But that’s in an ordinary year – and as we are all just a little too aware, 2020 is no ordinary year. Now separated parents have the additional pressures imposed by Covid-19 to contend with. Seeing or not seeing your children is no longer just a matter of synchronising diaries: now infection risks have to be factored in as well.
Although the government has made it clear that existing child contact arrangements should continue during the pandemic, they have also encouraged parents to take sensible steps to minimise the risk of spreading infection – for example, respecting quarantines, avoiding unnecessary journeys, and minimising the use of public transport. They have also stressed that while contact can still take place, it doesn’t have to. If one parent has a legitimate concern about infection risks from ordinary contact arrangements, they can and should raise those concerns. In the extraordinary circumstances of the pandemic, sensible co-parents will keep the lines of communication open and be willing to compromise.
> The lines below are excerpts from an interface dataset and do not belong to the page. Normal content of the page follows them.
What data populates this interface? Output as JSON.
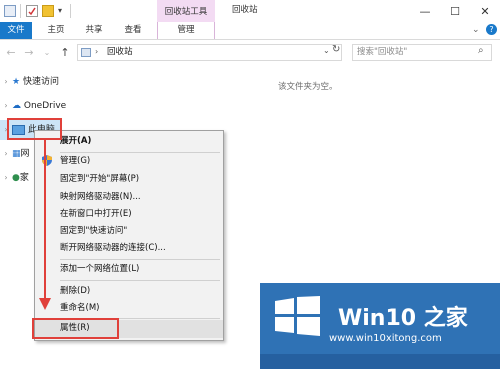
{
  "window": {
    "title": "回收站",
    "context_tab_group": "回收站工具",
    "minimize": "—",
    "maximize": "☐",
    "close": "✕",
    "help": "?"
  },
  "ribbon": {
    "tabs": [
      "文件",
      "主页",
      "共享",
      "查看",
      "管理"
    ]
  },
  "address_bar": {
    "path": "回收站",
    "search_placeholder": "搜索\"回收站\""
  },
  "nav_pane": {
    "items": [
      "快速访问",
      "OneDrive",
      "此电脑",
      "网",
      "家"
    ]
  },
  "content": {
    "empty_message": "该文件夹为空。"
  },
  "context_menu": {
    "items": [
      "展开(A)",
      "管理(G)",
      "固定到\"开始\"屏幕(P)",
      "映射网络驱动器(N)...",
      "在新窗口中打开(E)",
      "固定到\"快速访问\"",
      "断开网络驱动器的连接(C)...",
      "添加一个网络位置(L)",
      "删除(D)",
      "重命名(M)",
      "属性(R)"
    ]
  },
  "watermark": {
    "brand": "Win10 之家",
    "url": "www.win10xitong.com"
  },
  "colors": {
    "accent": "#1979ca",
    "context_tab": "#f3dbf3",
    "annotation_red": "#e0403a",
    "watermark_blue": "#2f72b5"
  }
}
If you are a separated parent, make sure you are clear about the Covid-19 restrictions which apply to your area, as well as well as the area in which your children live if that is different. When the second national lockdown ended, we returned to a three-tier system – ‘medium alert’, ‘high alert’, and ‘very high alert’. It is an unfortunate sign of the times that most of the country has been placed in the latter two tiers. A full list of the restrictions for each area is available here.
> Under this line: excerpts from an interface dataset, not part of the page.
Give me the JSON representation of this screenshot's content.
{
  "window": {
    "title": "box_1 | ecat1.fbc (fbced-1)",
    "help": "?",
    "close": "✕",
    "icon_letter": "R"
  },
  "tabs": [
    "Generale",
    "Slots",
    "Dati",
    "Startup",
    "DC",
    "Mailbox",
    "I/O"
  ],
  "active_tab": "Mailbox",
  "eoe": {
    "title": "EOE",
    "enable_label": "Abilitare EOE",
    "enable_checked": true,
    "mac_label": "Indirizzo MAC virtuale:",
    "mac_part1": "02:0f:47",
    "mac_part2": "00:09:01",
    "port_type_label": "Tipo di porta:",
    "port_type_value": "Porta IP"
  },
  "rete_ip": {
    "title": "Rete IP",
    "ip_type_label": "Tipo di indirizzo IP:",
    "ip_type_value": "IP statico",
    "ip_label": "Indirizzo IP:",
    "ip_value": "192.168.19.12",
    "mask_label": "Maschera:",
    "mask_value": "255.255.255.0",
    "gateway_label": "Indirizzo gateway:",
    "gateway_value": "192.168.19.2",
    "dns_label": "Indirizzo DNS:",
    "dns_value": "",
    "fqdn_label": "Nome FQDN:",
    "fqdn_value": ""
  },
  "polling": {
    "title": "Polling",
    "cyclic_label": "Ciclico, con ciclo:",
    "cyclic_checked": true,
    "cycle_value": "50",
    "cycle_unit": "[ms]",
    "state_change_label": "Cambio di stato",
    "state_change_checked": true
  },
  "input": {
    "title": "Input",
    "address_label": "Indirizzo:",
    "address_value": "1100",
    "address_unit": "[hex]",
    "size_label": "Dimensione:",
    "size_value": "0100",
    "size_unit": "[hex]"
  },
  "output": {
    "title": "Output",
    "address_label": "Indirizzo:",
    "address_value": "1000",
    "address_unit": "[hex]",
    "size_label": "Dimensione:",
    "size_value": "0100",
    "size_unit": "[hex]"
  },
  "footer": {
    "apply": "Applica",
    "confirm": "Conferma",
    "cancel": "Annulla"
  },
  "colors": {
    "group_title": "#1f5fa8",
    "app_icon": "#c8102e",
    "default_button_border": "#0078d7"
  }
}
Note, however, that these rules will change again over Christmas itself. In its announcement, the government explained that:
“The festive period is an important time for many people of all faiths and none who come together over the holidays. The UK Government and Devolved Administrations recognise that people will want to be with their friends and family over Christmas, particularly after an incredibly difficult year.”
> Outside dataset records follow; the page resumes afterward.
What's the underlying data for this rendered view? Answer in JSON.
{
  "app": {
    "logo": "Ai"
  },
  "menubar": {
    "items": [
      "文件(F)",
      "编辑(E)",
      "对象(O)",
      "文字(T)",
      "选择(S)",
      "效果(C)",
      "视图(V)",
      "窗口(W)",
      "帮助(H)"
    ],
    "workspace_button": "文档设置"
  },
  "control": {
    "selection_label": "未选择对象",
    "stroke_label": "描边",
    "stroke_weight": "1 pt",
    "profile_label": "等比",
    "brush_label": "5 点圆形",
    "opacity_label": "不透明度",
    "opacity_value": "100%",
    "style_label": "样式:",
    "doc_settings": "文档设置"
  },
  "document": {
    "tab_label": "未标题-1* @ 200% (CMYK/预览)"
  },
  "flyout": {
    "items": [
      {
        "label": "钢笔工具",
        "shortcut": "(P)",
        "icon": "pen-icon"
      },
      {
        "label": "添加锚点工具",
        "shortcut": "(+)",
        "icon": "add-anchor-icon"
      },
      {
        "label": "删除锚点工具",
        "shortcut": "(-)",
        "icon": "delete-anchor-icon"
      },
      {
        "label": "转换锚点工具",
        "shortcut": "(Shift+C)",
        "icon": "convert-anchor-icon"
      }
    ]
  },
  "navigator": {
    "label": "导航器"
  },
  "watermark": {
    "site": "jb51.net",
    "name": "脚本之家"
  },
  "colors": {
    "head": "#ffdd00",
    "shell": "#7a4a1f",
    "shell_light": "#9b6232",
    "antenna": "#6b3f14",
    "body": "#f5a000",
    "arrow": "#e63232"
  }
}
Between the 23rd and 27th December, people can form a so-called “Christmas bubble” with a maximum of two other households. You will be able to meet with members of your bubble in private homes, places of worship or outdoor public spaces.
This temporary relaxation should allow the children of separated parents to move back and forth between their parents’ two homes a little more easily than might otherwise have been the case – and this should certainly be factored into your discussions with the other parent.
Of course there will still be a need for sensible caution and a willingness to compromise while we open presents and cook our turkeys. To quote the government announcement:
“When following these new rules, we must each continue to take personal responsibility to limit the spread of the virus and protect our loved ones, particularly if they are vulnerable. For many, this will mean that it isn’t possible to celebrate Christmas in the way you normally would.”
Image by Sergio Cabezas via Flickr (Creative Commons)